Add fatal kidney disease to the list of ailments smoking can cause. A new study finds that smoking increases the chances of developing advanced kidney cancer, the most deadly form of the disease.
A report from HealthDay News said research out of Duke University Medical Center examined the smoking histories of 845 people who had surgery for kidney cancer between 2000 and 2009.
20% of those who had never smoked were diagnosed with advanced kidney cancer. 29% of current and former smokers were diagnosed.
But hope is not lost for smokers -- kicking the habit will reduce your risk. The study found that every decade a former smoker was smoke-free reduced their risk by 9%.
"If you stop smoking, the risk stops," Dr. Matvey Tsivian, a urologic oncology fellow and the study's lead author, said in a news release. "And the longer you stop smoking, the better it is."
Former smokers who had not smoked for at least 20 years had a 22% risk for developing advanced kidney cancer, slightly higher than the 20% risk for non-smokers.

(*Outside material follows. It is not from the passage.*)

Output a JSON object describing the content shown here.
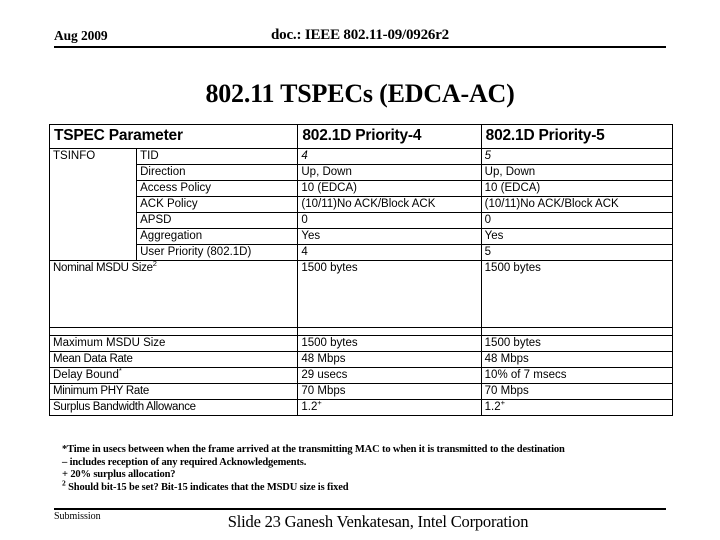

The findings were published online in the Journal of Clinical Oncology.